Return each entry exactly, so that nothing in the data differs from the original.

· · · ·

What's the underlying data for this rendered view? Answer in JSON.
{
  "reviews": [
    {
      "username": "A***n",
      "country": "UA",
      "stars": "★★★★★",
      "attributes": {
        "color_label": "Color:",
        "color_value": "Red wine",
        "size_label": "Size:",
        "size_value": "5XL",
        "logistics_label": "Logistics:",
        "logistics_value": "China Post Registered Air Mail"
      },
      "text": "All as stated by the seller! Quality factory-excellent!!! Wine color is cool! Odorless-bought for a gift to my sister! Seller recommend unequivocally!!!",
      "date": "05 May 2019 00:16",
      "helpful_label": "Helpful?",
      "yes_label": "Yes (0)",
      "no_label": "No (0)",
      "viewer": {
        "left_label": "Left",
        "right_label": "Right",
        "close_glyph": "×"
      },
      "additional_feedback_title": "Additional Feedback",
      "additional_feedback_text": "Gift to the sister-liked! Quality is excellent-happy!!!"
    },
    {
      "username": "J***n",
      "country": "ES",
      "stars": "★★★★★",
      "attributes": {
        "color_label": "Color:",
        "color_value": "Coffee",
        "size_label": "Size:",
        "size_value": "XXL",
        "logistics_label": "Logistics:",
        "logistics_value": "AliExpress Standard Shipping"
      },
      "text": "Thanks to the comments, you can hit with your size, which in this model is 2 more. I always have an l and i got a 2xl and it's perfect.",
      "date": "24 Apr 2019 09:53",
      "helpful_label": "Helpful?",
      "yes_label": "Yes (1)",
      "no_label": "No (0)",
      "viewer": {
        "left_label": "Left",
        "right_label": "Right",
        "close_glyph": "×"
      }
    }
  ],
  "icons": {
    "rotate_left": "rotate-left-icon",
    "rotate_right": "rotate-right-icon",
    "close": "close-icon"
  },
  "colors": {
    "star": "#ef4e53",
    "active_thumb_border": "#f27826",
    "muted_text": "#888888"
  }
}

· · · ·

__RESULT BELOW__:
What's the underlying data for this rendered view? Answer in JSON.
{
  "reviews": [
    {
      "username": "A***n",
      "country": "UA",
      "stars": "★★★★★",
      "attributes": {
        "color_label": "Color:",
        "color_value": "Red wine",
        "size_label": "Size:",
        "size_value": "5XL",
        "logistics_label": "Logistics:",
        "logistics_value": "China Post Registered Air Mail"
      },
      "text": "All as stated by the seller! Quality factory-excellent!!! Wine color is cool! Odorless-bought for a gift to my sister! Seller recommend unequivocally!!!",
      "date": "05 May 2019 00:16",
      "helpful_label": "Helpful?",
      "yes_label": "Yes (0)",
      "no_label": "No (0)",
      "viewer": {
        "left_label": "Left",
        "right_label": "Right",
        "close_glyph": "×"
      },
      "additional_feedback_title": "Additional Feedback",
      "additional_feedback_text": "Gift to the sister-liked! Quality is excellent-happy!!!"
    },
    {
      "username": "J***n",
      "country": "ES",
      "stars": "★★★★★",
      "attributes": {
        "color_label": "Color:",
        "color_value": "Coffee",
        "size_label": "Size:",
        "size_value": "XXL",
        "logistics_label": "Logistics:",
        "logistics_value": "AliExpress Standard Shipping"
      },
      "text": "Thanks to the comments, you can hit with your size, which in this model is 2 more. I always have an l and i got a 2xl and it's perfect.",
      "date": "24 Apr 2019 09:53",
      "helpful_label": "Helpful?",
      "yes_label": "Yes (1)",
      "no_label": "No (0)",
      "viewer": {
        "left_label": "Left",
        "right_label": "Right",
        "close_glyph": "×"
      }
    }
  ],
  "icons": {
    "rotate_left": "rotate-left-icon",
    "rotate_right": "rotate-right-icon",
    "close": "close-icon"
  },
  "colors": {
    "star": "#ef4e53",
    "active_thumb_border": "#f27826",
    "muted_text": "#888888"
  }
}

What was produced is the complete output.